### To do
Scan the entries below for the word "AGENCY" and copy every line in which it occurs.

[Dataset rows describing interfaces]
=== Section Start ===

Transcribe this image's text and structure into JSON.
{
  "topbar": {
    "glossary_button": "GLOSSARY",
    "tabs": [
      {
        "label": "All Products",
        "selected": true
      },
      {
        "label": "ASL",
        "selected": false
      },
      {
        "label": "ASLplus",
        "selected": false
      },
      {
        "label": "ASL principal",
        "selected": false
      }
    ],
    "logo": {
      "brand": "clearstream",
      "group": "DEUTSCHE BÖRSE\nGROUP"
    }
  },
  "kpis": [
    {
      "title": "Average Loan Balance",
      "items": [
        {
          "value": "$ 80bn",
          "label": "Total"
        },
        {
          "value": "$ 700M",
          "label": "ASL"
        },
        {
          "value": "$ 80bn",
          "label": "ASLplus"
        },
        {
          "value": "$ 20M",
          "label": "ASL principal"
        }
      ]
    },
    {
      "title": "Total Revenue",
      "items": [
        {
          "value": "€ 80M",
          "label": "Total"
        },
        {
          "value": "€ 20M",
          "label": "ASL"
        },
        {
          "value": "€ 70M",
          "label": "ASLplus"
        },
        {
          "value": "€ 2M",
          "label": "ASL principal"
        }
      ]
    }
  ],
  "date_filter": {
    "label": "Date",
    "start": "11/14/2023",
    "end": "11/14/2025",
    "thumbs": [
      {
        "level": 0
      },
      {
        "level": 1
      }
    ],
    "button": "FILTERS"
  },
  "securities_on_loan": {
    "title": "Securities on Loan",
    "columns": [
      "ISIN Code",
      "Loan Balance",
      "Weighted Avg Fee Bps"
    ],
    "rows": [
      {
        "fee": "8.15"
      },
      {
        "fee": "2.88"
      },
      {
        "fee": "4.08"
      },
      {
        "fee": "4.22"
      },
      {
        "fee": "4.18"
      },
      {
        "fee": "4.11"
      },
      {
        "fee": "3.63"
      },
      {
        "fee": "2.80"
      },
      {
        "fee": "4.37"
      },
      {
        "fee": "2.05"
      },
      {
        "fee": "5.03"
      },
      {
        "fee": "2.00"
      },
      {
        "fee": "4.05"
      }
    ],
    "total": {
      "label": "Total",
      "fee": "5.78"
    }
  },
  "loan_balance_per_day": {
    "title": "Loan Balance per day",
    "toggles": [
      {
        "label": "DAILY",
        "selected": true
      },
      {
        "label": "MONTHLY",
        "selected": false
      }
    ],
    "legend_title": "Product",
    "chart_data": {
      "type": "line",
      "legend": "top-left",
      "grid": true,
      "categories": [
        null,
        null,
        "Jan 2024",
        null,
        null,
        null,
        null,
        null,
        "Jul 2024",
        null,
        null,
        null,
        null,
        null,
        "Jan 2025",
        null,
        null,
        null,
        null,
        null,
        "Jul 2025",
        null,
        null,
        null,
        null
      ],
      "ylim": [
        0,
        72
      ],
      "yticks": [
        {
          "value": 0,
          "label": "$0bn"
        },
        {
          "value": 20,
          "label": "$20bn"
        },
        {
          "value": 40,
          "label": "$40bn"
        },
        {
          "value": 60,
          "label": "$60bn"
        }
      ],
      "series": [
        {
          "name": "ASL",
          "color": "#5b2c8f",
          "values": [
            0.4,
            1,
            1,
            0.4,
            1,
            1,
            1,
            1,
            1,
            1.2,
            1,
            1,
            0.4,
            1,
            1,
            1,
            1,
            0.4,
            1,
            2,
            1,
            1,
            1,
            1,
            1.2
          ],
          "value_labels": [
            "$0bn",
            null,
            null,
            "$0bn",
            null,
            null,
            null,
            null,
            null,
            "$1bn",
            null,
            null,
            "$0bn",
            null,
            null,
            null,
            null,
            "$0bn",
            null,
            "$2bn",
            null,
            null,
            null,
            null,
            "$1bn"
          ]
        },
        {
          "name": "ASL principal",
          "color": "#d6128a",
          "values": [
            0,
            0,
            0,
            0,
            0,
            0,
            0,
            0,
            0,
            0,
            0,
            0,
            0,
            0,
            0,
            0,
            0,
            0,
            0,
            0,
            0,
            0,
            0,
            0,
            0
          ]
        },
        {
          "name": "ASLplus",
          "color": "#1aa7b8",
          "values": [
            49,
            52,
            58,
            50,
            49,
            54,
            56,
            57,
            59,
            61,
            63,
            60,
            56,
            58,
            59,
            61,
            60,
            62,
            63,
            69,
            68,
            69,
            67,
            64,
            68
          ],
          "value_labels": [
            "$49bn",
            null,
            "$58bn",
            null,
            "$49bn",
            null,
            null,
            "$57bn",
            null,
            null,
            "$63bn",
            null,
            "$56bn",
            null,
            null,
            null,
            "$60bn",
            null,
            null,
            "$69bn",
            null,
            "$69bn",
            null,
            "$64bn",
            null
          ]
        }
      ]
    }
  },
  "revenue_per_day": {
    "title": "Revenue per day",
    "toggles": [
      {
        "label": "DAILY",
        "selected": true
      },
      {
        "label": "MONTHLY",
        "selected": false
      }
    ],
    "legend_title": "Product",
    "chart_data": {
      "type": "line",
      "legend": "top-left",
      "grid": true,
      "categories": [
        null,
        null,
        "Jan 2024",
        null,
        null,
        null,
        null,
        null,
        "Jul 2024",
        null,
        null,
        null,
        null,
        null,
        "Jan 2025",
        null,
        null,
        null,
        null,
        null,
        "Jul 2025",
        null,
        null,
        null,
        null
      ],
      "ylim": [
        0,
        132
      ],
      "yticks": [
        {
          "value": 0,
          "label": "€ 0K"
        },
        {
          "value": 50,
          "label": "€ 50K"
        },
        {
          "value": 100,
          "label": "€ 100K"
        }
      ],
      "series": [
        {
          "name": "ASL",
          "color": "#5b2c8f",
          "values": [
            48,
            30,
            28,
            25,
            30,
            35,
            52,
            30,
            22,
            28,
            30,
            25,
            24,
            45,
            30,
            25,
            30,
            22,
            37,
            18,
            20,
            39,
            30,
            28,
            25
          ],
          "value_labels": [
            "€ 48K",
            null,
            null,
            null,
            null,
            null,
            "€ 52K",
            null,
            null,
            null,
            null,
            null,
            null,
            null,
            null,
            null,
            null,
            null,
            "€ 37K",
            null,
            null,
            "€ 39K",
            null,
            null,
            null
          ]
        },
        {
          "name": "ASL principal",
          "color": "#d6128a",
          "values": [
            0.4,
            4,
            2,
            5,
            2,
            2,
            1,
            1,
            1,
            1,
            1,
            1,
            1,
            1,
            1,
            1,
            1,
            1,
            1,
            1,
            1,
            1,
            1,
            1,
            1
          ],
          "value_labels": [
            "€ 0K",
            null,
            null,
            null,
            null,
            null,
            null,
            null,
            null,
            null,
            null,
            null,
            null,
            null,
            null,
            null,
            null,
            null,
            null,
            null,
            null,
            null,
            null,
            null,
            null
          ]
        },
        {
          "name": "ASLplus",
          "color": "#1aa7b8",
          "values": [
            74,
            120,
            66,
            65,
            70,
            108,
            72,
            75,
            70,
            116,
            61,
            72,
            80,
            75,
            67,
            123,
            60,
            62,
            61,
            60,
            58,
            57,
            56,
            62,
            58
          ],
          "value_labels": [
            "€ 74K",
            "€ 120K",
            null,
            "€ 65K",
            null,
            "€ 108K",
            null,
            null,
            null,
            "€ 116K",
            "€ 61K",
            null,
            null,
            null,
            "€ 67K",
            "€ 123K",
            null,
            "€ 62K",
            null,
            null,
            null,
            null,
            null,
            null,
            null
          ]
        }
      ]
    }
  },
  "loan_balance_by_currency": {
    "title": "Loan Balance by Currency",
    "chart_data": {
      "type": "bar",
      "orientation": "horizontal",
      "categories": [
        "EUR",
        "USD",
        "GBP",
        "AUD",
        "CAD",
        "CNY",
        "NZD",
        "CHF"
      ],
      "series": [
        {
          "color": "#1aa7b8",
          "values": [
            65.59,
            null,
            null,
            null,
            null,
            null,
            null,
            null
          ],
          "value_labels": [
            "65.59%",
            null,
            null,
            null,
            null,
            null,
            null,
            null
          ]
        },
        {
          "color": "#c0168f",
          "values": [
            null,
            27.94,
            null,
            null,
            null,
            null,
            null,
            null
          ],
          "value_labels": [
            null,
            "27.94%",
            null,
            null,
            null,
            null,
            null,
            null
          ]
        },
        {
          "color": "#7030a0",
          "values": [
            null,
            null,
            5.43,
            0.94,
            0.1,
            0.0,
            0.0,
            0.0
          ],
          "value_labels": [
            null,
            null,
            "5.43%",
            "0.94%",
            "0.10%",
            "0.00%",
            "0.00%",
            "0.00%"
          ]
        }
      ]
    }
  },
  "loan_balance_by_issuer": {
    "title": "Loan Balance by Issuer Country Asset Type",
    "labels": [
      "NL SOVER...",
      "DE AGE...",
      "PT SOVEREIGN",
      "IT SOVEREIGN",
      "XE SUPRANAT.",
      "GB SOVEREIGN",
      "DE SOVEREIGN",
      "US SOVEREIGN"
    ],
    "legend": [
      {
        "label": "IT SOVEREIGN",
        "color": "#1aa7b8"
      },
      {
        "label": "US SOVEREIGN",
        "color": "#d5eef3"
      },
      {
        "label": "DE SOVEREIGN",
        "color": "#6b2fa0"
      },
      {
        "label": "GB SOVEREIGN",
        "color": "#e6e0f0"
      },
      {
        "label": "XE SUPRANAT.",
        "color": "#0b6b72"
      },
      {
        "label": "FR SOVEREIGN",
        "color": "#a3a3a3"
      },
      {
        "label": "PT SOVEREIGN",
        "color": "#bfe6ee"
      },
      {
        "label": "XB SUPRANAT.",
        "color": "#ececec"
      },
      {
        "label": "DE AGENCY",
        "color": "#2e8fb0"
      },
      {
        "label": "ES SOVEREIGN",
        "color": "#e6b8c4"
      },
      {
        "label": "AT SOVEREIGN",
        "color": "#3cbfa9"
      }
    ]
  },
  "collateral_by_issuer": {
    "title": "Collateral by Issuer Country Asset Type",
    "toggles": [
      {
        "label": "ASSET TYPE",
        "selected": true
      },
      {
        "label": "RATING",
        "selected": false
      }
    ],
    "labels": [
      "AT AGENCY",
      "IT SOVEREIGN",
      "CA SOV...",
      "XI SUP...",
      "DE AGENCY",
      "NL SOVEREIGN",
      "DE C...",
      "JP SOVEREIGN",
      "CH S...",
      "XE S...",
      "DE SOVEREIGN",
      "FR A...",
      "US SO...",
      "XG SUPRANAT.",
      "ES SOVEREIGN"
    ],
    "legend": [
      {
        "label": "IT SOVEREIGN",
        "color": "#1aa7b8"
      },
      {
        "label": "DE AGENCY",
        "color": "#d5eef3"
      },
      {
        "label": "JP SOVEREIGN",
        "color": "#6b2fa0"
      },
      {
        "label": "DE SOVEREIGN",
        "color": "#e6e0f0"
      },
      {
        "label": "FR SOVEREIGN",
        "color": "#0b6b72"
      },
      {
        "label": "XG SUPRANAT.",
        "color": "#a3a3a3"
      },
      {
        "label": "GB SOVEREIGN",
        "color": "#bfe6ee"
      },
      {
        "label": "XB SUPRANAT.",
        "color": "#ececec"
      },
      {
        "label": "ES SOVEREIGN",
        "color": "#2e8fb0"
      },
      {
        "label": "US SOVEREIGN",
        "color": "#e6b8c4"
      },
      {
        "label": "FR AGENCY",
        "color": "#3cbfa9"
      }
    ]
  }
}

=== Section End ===

### Answer to the exercise
        "label": "DE AGENCY",
      "AT AGENCY",
      "DE AGENCY",
        "label": "DE AGENCY",
        "label": "FR AGENCY",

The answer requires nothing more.